### LISTED ENTRIES

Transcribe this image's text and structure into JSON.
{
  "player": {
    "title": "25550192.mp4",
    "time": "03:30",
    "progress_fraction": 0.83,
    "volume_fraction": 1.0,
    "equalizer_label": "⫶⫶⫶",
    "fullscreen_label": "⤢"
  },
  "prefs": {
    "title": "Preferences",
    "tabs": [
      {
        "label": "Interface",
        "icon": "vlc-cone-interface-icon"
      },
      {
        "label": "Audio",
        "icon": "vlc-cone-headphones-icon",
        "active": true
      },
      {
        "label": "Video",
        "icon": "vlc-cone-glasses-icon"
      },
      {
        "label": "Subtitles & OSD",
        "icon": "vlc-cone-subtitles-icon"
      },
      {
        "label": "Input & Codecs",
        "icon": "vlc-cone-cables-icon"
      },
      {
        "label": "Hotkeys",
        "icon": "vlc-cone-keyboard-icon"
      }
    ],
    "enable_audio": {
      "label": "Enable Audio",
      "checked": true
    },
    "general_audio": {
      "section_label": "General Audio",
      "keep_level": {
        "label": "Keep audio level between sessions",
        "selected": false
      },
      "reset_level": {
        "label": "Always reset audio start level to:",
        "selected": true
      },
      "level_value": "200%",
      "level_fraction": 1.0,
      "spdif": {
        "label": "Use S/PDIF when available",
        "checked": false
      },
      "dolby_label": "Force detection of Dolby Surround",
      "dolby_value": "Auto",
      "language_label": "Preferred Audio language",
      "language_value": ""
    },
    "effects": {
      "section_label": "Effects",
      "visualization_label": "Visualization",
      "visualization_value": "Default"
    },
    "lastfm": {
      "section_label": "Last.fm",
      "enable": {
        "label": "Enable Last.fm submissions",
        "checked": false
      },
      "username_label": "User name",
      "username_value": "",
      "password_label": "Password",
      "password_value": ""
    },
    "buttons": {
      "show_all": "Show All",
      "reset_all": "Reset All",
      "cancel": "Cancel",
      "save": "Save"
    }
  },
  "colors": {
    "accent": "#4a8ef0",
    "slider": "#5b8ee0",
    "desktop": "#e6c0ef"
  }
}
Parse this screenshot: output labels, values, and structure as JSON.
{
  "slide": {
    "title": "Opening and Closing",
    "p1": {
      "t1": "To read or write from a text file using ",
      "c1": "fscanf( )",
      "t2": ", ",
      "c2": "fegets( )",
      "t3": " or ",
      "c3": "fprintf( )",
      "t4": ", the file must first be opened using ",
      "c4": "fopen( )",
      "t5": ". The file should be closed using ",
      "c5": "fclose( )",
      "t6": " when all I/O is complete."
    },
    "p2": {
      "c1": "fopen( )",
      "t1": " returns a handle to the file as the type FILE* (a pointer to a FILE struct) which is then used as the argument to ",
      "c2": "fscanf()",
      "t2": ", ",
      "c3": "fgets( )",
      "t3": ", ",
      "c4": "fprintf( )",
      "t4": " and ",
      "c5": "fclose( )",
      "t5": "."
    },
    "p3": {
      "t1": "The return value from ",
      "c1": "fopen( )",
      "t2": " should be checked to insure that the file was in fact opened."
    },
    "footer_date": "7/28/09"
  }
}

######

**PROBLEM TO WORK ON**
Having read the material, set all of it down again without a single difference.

**ANSWER BELOW**
Transcribe this image's text and structure into JSON.
{
  "player": {
    "title": "25550192.mp4",
    "time": "03:30",
    "progress_fraction": 0.83,
    "volume_fraction": 1.0,
    "equalizer_label": "⫶⫶⫶",
    "fullscreen_label": "⤢"
  },
  "prefs": {
    "title": "Preferences",
    "tabs": [
      {
        "label": "Interface",
        "icon": "vlc-cone-interface-icon"
      },
      {
        "label": "Audio",
        "icon": "vlc-cone-headphones-icon",
        "active": true
      },
      {
        "label": "Video",
        "icon": "vlc-cone-glasses-icon"
      },
      {
        "label": "Subtitles & OSD",
        "icon": "vlc-cone-subtitles-icon"
      },
      {
        "label": "Input & Codecs",
        "icon": "vlc-cone-cables-icon"
      },
      {
        "label": "Hotkeys",
        "icon": "vlc-cone-keyboard-icon"
      }
    ],
    "enable_audio": {
      "label": "Enable Audio",
      "checked": true
    },
    "general_audio": {
      "section_label": "General Audio",
      "keep_level": {
        "label": "Keep audio level between sessions",
        "selected": false
      },
      "reset_level": {
        "label": "Always reset audio start level to:",
        "selected": true
      },
      "level_value": "200%",
      "level_fraction": 1.0,
      "spdif": {
        "label": "Use S/PDIF when available",
        "checked": false
      },
      "dolby_label": "Force detection of Dolby Surround",
      "dolby_value": "Auto",
      "language_label": "Preferred Audio language",
      "language_value": ""
    },
    "effects": {
      "section_label": "Effects",
      "visualization_label": "Visualization",
      "visualization_value": "Default"
    },
    "lastfm": {
      "section_label": "Last.fm",
      "enable": {
        "label": "Enable Last.fm submissions",
        "checked": false
      },
      "username_label": "User name",
      "username_value": "",
      "password_label": "Password",
      "password_value": ""
    },
    "buttons": {
      "show_all": "Show All",
      "reset_all": "Reset All",
      "cancel": "Cancel",
      "save": "Save"
    }
  },
  "colors": {
    "accent": "#4a8ef0",
    "slider": "#5b8ee0",
    "desktop": "#e6c0ef"
  }
}
Parse this screenshot: output labels, values, and structure as JSON.
{
  "slide": {
    "title": "Opening and Closing",
    "p1": {
      "t1": "To read or write from a text file using ",
      "c1": "fscanf( )",
      "t2": ", ",
      "c2": "fegets( )",
      "t3": " or ",
      "c3": "fprintf( )",
      "t4": ", the file must first be opened using ",
      "c4": "fopen( )",
      "t5": ". The file should be closed using ",
      "c5": "fclose( )",
      "t6": " when all I/O is complete."
    },
    "p2": {
      "c1": "fopen( )",
      "t1": " returns a handle to the file as the type FILE* (a pointer to a FILE struct) which is then used as the argument to ",
      "c2": "fscanf()",
      "t2": ", ",
      "c3": "fgets( )",
      "t3": ", ",
      "c4": "fprintf( )",
      "t4": " and ",
      "c5": "fclose( )",
      "t5": "."
    },
    "p3": {
      "t1": "The return value from ",
      "c1": "fopen( )",
      "t2": " should be checked to insure that the file was in fact opened."
    },
    "footer_date": "7/28/09"
  }
}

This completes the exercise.